Your objective → Once the images are removed, repeat all of the entries exactly.

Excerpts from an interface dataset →

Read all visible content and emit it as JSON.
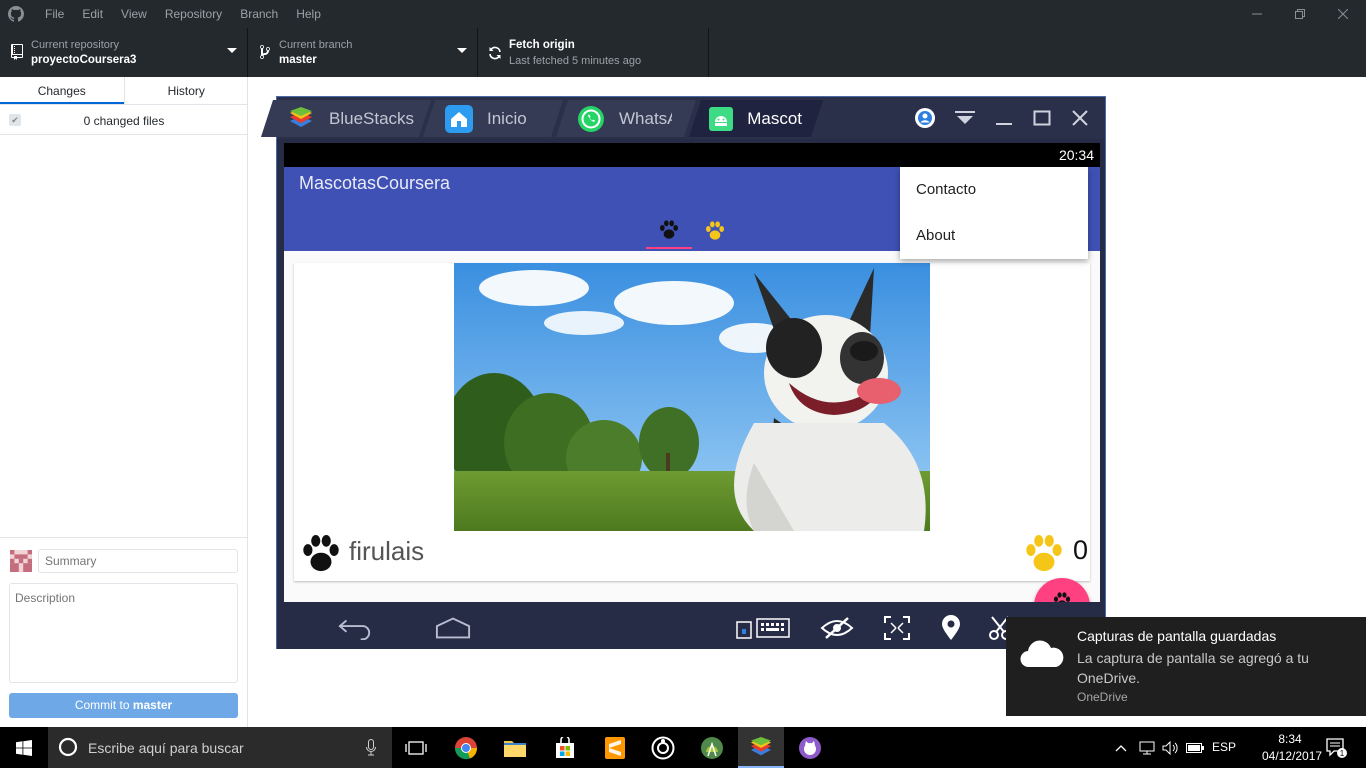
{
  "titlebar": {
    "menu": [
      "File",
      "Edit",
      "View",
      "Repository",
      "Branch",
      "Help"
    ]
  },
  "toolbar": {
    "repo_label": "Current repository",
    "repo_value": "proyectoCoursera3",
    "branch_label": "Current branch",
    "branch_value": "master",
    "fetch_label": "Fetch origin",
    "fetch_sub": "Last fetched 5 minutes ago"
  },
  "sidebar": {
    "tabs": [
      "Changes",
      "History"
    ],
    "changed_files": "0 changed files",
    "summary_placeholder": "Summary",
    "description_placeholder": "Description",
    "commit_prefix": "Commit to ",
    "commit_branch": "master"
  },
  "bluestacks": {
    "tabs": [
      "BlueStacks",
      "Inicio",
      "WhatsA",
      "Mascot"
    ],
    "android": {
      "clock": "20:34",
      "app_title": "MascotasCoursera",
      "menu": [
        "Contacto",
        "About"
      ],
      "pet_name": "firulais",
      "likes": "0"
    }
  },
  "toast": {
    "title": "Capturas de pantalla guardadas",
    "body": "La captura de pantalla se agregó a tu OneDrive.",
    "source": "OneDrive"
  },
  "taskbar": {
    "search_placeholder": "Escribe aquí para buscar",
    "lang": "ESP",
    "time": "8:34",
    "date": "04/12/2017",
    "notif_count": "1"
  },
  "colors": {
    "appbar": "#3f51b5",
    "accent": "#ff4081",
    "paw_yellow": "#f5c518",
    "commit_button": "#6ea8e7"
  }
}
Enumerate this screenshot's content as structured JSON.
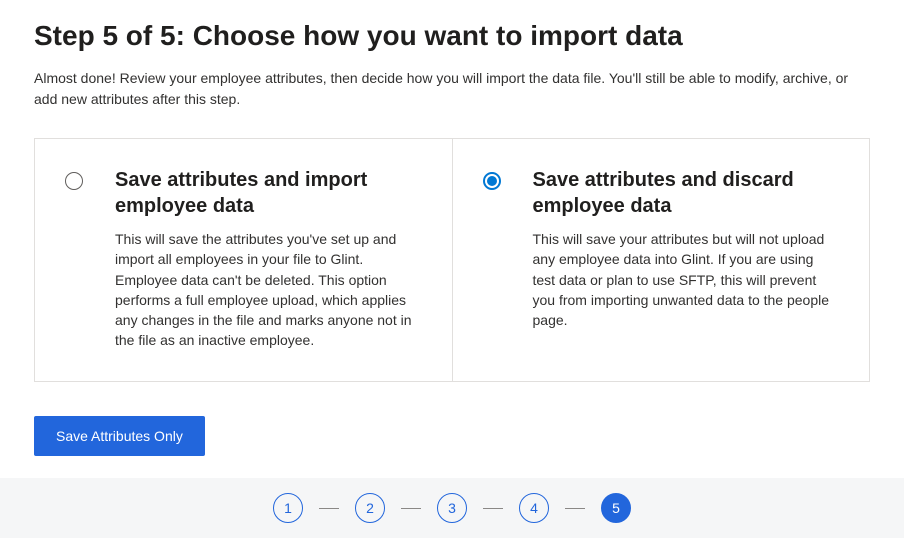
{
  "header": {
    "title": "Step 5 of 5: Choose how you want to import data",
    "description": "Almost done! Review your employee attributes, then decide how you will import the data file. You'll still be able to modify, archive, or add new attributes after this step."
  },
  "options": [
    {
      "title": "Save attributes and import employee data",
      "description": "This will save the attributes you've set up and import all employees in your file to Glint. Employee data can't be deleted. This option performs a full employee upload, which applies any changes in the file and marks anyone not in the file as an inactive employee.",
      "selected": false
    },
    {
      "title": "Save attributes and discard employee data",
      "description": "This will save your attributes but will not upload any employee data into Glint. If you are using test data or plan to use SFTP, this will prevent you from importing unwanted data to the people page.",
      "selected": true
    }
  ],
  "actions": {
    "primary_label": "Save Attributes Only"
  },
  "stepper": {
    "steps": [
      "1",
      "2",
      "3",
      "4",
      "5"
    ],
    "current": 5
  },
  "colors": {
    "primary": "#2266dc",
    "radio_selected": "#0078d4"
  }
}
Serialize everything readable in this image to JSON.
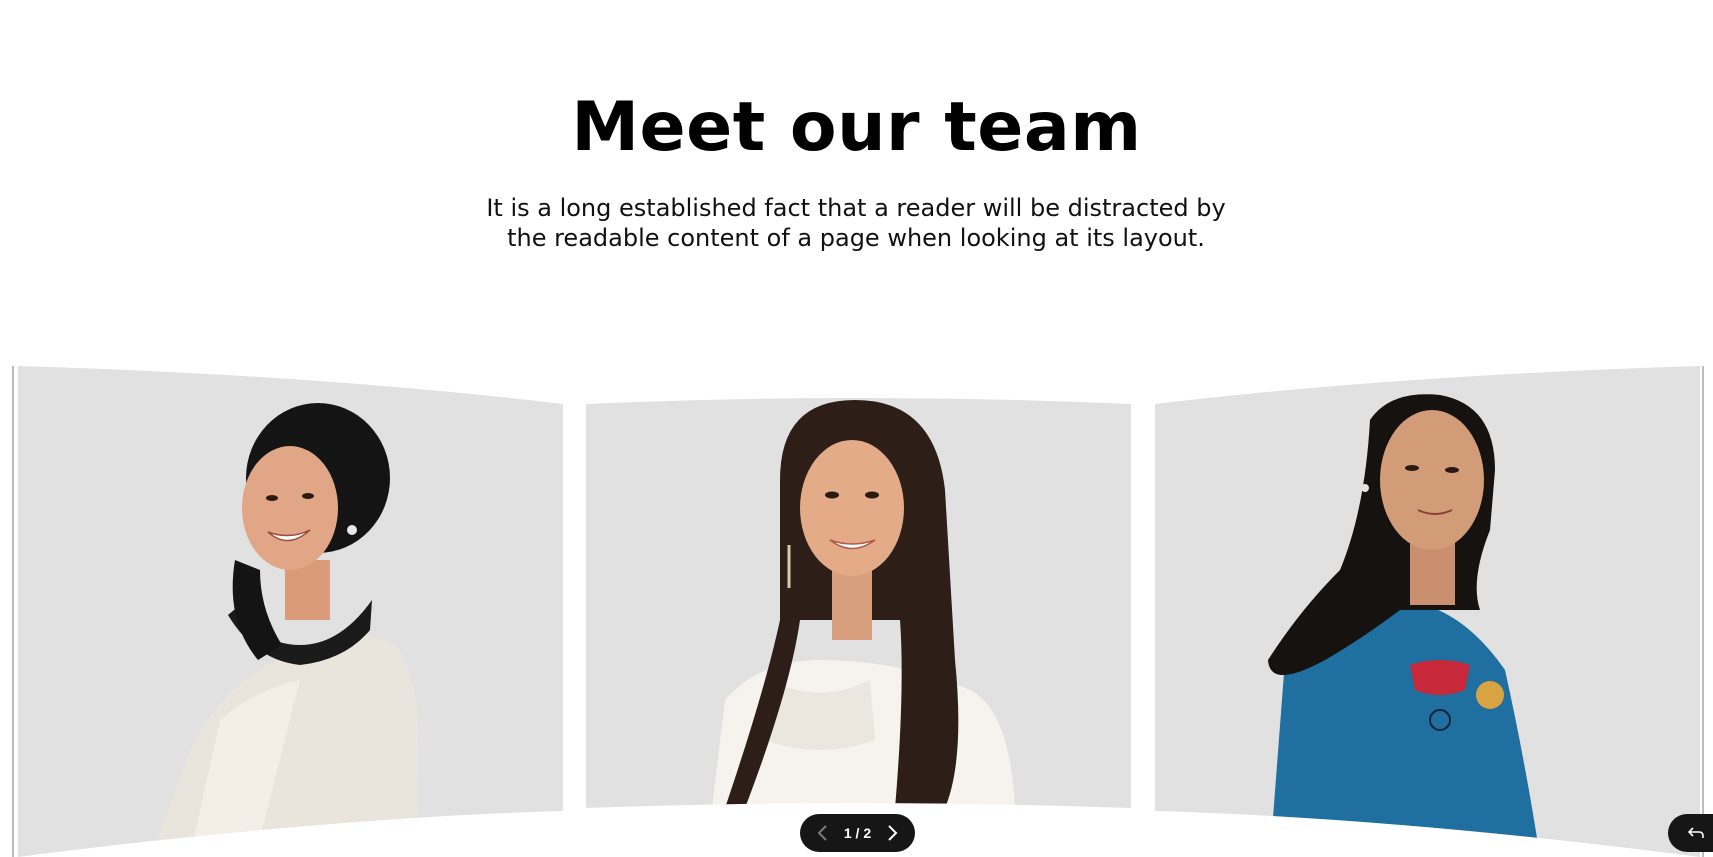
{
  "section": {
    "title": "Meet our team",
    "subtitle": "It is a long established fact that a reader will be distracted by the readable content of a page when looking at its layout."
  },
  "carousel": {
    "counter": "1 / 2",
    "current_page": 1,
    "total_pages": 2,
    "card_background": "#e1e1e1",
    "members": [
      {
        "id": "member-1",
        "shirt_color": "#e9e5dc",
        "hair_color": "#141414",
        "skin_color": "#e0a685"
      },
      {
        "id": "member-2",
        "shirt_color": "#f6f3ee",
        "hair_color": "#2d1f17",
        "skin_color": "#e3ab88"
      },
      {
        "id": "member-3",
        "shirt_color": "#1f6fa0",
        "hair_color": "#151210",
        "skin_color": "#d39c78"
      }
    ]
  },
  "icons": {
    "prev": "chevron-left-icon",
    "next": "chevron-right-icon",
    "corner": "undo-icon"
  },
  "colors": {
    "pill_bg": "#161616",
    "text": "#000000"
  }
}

Answer below →
Read all visible content and emit it as JSON.
{
  "titlebar": {
    "menu": [
      "File",
      "Edit",
      "View",
      "Repository",
      "Branch",
      "Help"
    ]
  },
  "toolbar": {
    "repo_label": "Current repository",
    "repo_value": "proyectoCoursera3",
    "branch_label": "Current branch",
    "branch_value": "master",
    "fetch_label": "Fetch origin",
    "fetch_sub": "Last fetched 5 minutes ago"
  },
  "sidebar": {
    "tabs": [
      "Changes",
      "History"
    ],
    "changed_files": "0 changed files",
    "summary_placeholder": "Summary",
    "description_placeholder": "Description",
    "commit_prefix": "Commit to ",
    "commit_branch": "master"
  },
  "bluestacks": {
    "tabs": [
      "BlueStacks",
      "Inicio",
      "WhatsA",
      "Mascot"
    ],
    "android": {
      "clock": "20:34",
      "app_title": "MascotasCoursera",
      "menu": [
        "Contacto",
        "About"
      ],
      "pet_name": "firulais",
      "likes": "0"
    }
  },
  "toast": {
    "title": "Capturas de pantalla guardadas",
    "body": "La captura de pantalla se agregó a tu OneDrive.",
    "source": "OneDrive"
  },
  "taskbar": {
    "search_placeholder": "Escribe aquí para buscar",
    "lang": "ESP",
    "time": "8:34",
    "date": "04/12/2017",
    "notif_count": "1"
  },
  "colors": {
    "appbar": "#3f51b5",
    "accent": "#ff4081",
    "paw_yellow": "#f5c518",
    "commit_button": "#6ea8e7"
  }
}
Enumerate this screenshot's content as structured JSON.
{
  "header": {
    "title": "Step 5 of 5: Choose how you want to import data",
    "description": "Almost done! Review your employee attributes, then decide how you will import the data file. You'll still be able to modify, archive, or add new attributes after this step."
  },
  "options": [
    {
      "title": "Save attributes and import employee data",
      "description": "This will save the attributes you've set up and import all employees in your file to Glint. Employee data can't be deleted. This option performs a full employee upload, which applies any changes in the file and marks anyone not in the file as an inactive employee.",
      "selected": false
    },
    {
      "title": "Save attributes and discard employee data",
      "description": "This will save your attributes but will not upload any employee data into Glint. If you are using test data or plan to use SFTP, this will prevent you from importing unwanted data to the people page.",
      "selected": true
    }
  ],
  "actions": {
    "primary_label": "Save Attributes Only"
  },
  "stepper": {
    "steps": [
      "1",
      "2",
      "3",
      "4",
      "5"
    ],
    "current": 5
  },
  "colors": {
    "primary": "#2266dc",
    "radio_selected": "#0078d4"
  }
}
Serialize everything readable in this image to JSON.
{
  "section": {
    "title": "Meet our team",
    "subtitle": "It is a long established fact that a reader will be distracted by the readable content of a page when looking at its layout."
  },
  "carousel": {
    "counter": "1 / 2",
    "current_page": 1,
    "total_pages": 2,
    "card_background": "#e1e1e1",
    "members": [
      {
        "id": "member-1",
        "shirt_color": "#e9e5dc",
        "hair_color": "#141414",
        "skin_color": "#e0a685"
      },
      {
        "id": "member-2",
        "shirt_color": "#f6f3ee",
        "hair_color": "#2d1f17",
        "skin_color": "#e3ab88"
      },
      {
        "id": "member-3",
        "shirt_color": "#1f6fa0",
        "hair_color": "#151210",
        "skin_color": "#d39c78"
      }
    ]
  },
  "icons": {
    "prev": "chevron-left-icon",
    "next": "chevron-right-icon",
    "corner": "undo-icon"
  },
  "colors": {
    "pill_bg": "#161616",
    "text": "#000000"
  }
}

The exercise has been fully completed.